MADISON, Wis. – Last year, as hospitals were inundated by COVID-19 patients and clinics needed to limit appointments for infection control, homebound patients were left particularly vulnerable to a lack of routine medical care.

These patients, often elderly, were not able to come to outpatient clinics for their care due to the COVID-19 pandemic; care that is critical for someone who may have a complex medical history or is in poor health.

UW Health decided to increase its efforts to reach these patients during the pandemic through its home-care partner Care Direct and a new home-based primary care service that gives homebound patients access to the same level of care they would have in a clinic setting, according to Dr. Melissa Dattalo, medical director, home-centered care, in the Office of Population Health at UW Health, and assistant professor of medicine at the UW School of Medicine and Public Health.

A team comprised of a doctor, nurse practitioner, nurse, social worker and other personnel make home-based and telehealth visits to patients and conduct the same tests, exams and treatments as they would in a clinic setting.
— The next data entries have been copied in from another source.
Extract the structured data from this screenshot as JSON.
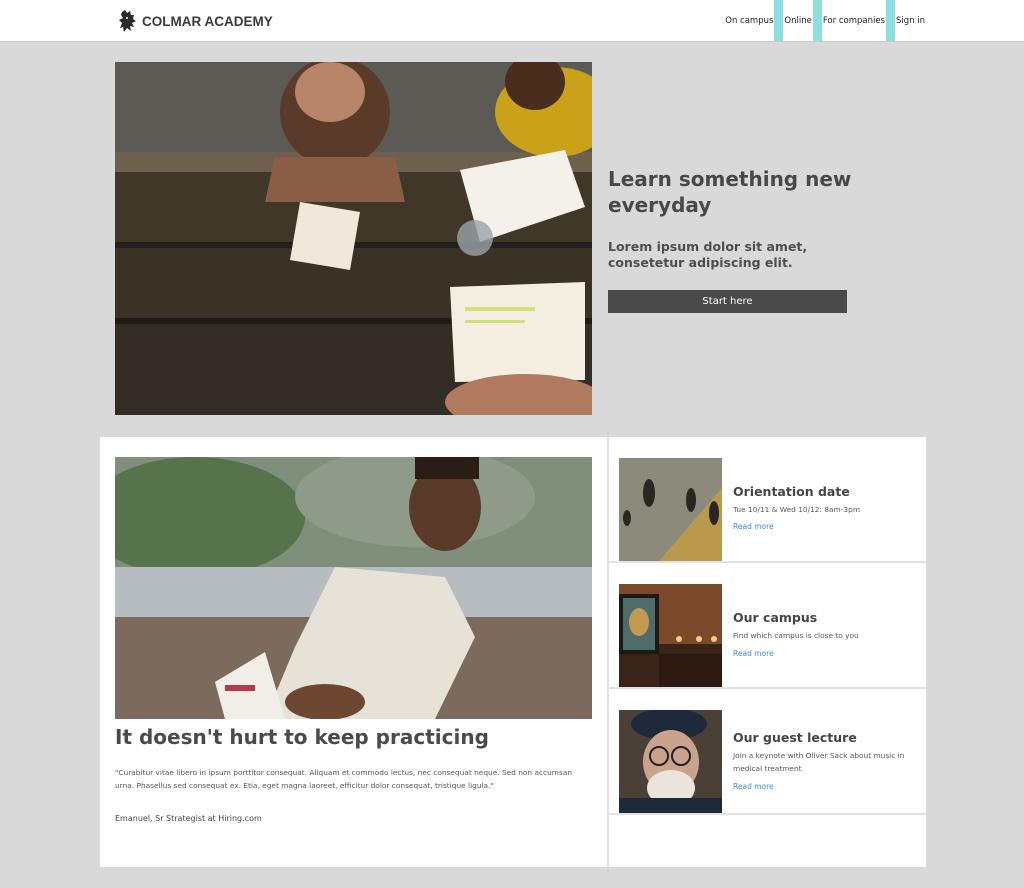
{
  "header": {
    "logo_text": "COLMAR ACADEMY",
    "nav": [
      "On campus",
      "Online",
      "For companies",
      "Sign in"
    ]
  },
  "hero": {
    "title": "Learn something new everyday",
    "subtitle": "Lorem ipsum dolor sit amet, consetetur adipiscing elit.",
    "button_label": "Start here",
    "image_alt": "students-reading-at-table"
  },
  "feature": {
    "title": "It doesn't hurt to keep practicing",
    "quote": "\"Curabitur vitae libero in ipsum porttitor consequat. Aliquam et commodo lectus, nec consequat neque. Sed non accumsan urna. Phasellus sed consequat ex. Etia, eget magna laoreet, efficitur dolor consequat, tristique ligula.\"",
    "author": "Emanuel, Sr Strategist at Hiring.com"
  },
  "cards": [
    {
      "title": "Orientation date",
      "desc": "Tue 10/11 & Wed 10/12: 8am-3pm",
      "link": "Read more"
    },
    {
      "title": "Our campus",
      "desc": "Find which campus is close to you",
      "link": "Read more"
    },
    {
      "title": "Our guest lecture",
      "desc": "Join a keynote with Oliver Sack about music in medical treatment",
      "link": "Read more"
    }
  ],
  "colors": {
    "accent": "#8fdede",
    "button": "#4a4a4a",
    "link": "#3f8ad0",
    "page_bg": "#d9d9d9"
  }
}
“An important reality that was magnified during the pandemic is that we can’t let our most vulnerable patients suffer because they cannot come to the clinic,” Dattalo said.
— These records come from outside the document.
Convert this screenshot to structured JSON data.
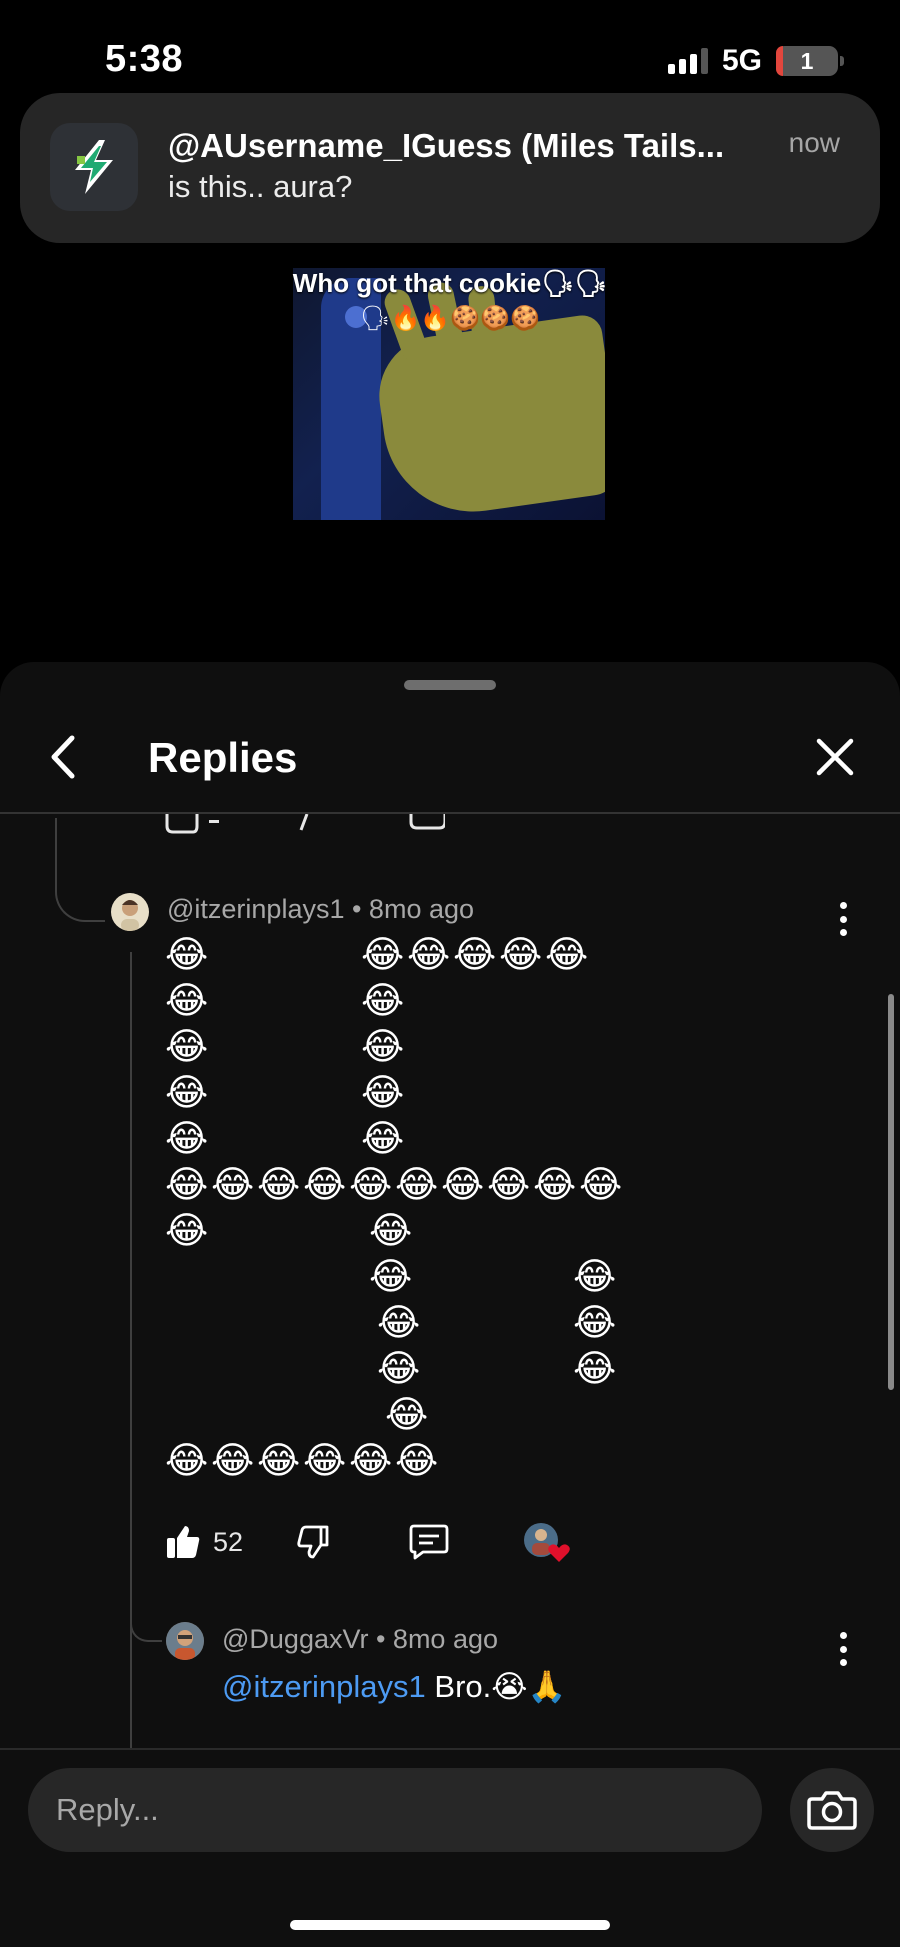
{
  "status_bar": {
    "time": "5:38",
    "network": "5G",
    "battery_level": "1"
  },
  "notification": {
    "icon": "lightning-app-icon",
    "title": "@AUsername_IGuess (Miles Tails...",
    "body": "is this.. aura?",
    "time": "now"
  },
  "video": {
    "caption": "Who got that cookie🗣🗣",
    "caption_emojis": "🗣🔥🔥🍪🍪🍪"
  },
  "sheet": {
    "title": "Replies",
    "back_icon": "chevron-left-icon",
    "close_icon": "close-icon"
  },
  "comments": [
    {
      "handle": "@itzerinplays1",
      "age": "8mo ago",
      "meta": "@itzerinplays1 • 8mo ago",
      "emoji": "😂",
      "likes": "52"
    },
    {
      "handle": "@DuggaxVr",
      "age": "8mo ago",
      "meta": "@DuggaxVr • 8mo ago",
      "mention": "@itzerinplays1",
      "text": " Bro.😭🙏"
    }
  ],
  "reply_bar": {
    "placeholder": "Reply...",
    "camera_icon": "camera-icon"
  },
  "colors": {
    "background": "#000000",
    "sheet": "#0f0f0f",
    "mention": "#4d9bf3",
    "heart": "#e0102b"
  }
}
Home-based care will be a key part of keeping people out of the hospital in the future – an important component of population health – as well as keeping some of the most vulnerable patients healthy during the next pandemic, she said.

“UW Health has been helping to lead a transformation that is happening around the country; implementing home-based primary care and other innovative home-based services, in an effort to keep people healthy and out of the hospital,” Dattalo said. “The importance of this was magnified during the pandemic when our hospitals needed capacity for COVID-19 patients.”
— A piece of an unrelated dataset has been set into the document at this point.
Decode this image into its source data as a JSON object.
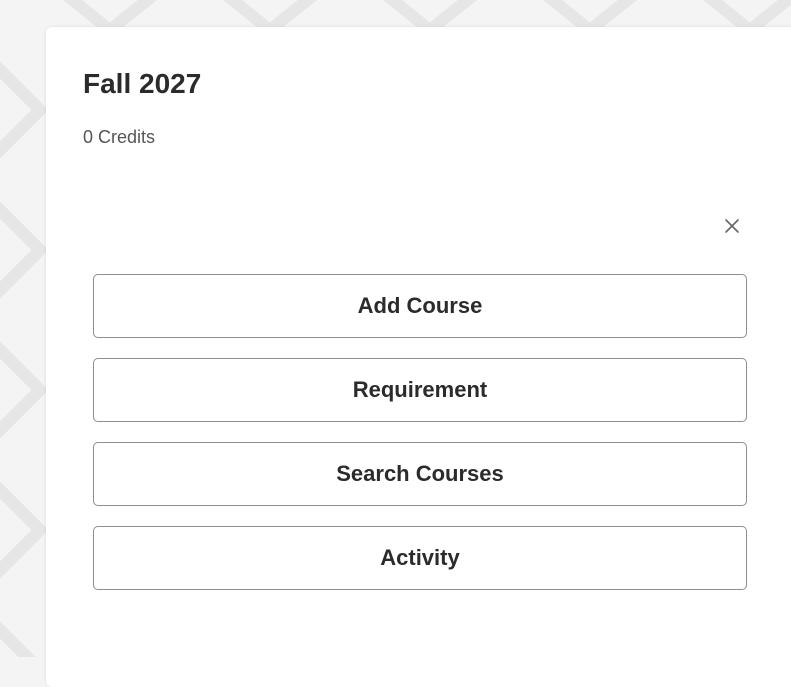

Apart from crisis situations, most people who are eligible for this care – homebound or nursing-home eligible – would rather be cared for at home than in a hospital, she said.

“We find patients prefer these settings, but we also find that their outcomes and satisfaction are better when they can be cared for at home,” Dattalo said. “It is a win-win for both the patients who enjoy the high quality of care provided, and for the health system to have lower costs.”

Dattalo will be available for interviews today.